Francis William Gerrity
|Civil Parish:||NOT FROM LONGFORD|
|Alternative Address:||Castlrea, Co. Roscommon; Carlingford, Co. Louth; Kells, Co. Meath;|
|Regiment/Unit:||Connaught Rangers, 1st Battalion/ Royal Irish Fusiliers, 1st Battalion|
|Regiment Number:||32400/ [20667 (19878 - erroneously given on reenlistment)]|
|Date of Death:||01-11-1965|
|Cause:||Originally believed to have been Killed in action; survived|
|Memorial:||Pozieres Memorial, Pozieres, Somme, France.|
Francis was born 15 September 1897 Castlerea, Co. Roscommon, but with the postal address of Co. Longford. His family moved to Manchester, where he enlisted. He went to the Western front on New Year's Day 1916, but had initially been awarded the 1914-15 Star.
Francis had an almost unique military career. He was initially tried for desertion in May 1916, but continued serving with the R.I.F. until March 1918. He claimed to have been given 14 days furlough from the 21 March 1918, which coincided with what has been dubbed the second-worst day in British military history, which was the first day of the German Spring Offensive of 1918, a.k.a. Operation Michael. He later stated that he visited his parents in Manchester where he was convinced to desert; he laid low in Castlereagh for a year or so. In the confusion of war, Frank was presumed to have been a casualty of the Spring Offensive.
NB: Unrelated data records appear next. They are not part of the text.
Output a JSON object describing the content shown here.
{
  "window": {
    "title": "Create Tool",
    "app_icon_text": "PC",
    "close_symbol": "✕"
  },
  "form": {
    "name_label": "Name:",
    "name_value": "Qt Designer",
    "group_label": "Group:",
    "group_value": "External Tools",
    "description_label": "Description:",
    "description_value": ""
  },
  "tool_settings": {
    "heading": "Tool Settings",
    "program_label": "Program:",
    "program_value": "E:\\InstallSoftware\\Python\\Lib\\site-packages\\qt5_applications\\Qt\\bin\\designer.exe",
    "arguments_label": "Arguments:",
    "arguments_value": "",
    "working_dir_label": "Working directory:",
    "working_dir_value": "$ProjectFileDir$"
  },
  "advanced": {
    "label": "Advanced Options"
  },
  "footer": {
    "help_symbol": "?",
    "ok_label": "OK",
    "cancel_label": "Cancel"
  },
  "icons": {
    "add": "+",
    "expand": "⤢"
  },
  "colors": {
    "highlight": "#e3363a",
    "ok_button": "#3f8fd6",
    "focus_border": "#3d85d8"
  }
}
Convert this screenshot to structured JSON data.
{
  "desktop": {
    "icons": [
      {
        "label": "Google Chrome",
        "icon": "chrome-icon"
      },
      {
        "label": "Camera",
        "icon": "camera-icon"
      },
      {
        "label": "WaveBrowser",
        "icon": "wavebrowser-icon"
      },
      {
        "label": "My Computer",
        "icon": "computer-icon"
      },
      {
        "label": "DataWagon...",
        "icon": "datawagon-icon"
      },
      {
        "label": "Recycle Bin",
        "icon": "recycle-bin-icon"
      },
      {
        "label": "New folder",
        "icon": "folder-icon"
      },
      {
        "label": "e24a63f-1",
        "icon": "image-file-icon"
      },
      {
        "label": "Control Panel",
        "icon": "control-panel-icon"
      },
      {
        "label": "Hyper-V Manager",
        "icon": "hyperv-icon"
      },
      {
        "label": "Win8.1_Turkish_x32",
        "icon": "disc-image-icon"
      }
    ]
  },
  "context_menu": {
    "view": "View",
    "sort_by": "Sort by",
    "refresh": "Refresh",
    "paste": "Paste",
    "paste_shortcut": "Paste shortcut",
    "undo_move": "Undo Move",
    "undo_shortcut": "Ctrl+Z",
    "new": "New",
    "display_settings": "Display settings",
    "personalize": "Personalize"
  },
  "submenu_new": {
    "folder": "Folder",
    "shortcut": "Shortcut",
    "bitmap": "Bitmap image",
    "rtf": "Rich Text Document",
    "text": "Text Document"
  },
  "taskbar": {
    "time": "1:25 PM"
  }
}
In 1919, Francis enlisted with the 1st Connaught rangers under the assumed name of William Keenan (a.k.a. Frank Keenan). There he was deployed to India, and was one of the participants in the Connaught Rangers mutiny there. Gerrity gave a full account of his involvement in his claim for a pension arising out of this action. He was tried, convicted and served time in Maidstone Prison until all of the surviving mutineers were released in 1923. After this time, Frank returned to Ireland and joined An Gárda Síochána (No 3181).
|Notes:||Frank was married to Helena, and they had, by 1937, six children. Frank was attached to Carlingford before transferring to Castleblayney, Co. Monaghan. He died at his daughter's house in Kells, Co. Meath from natural causes.|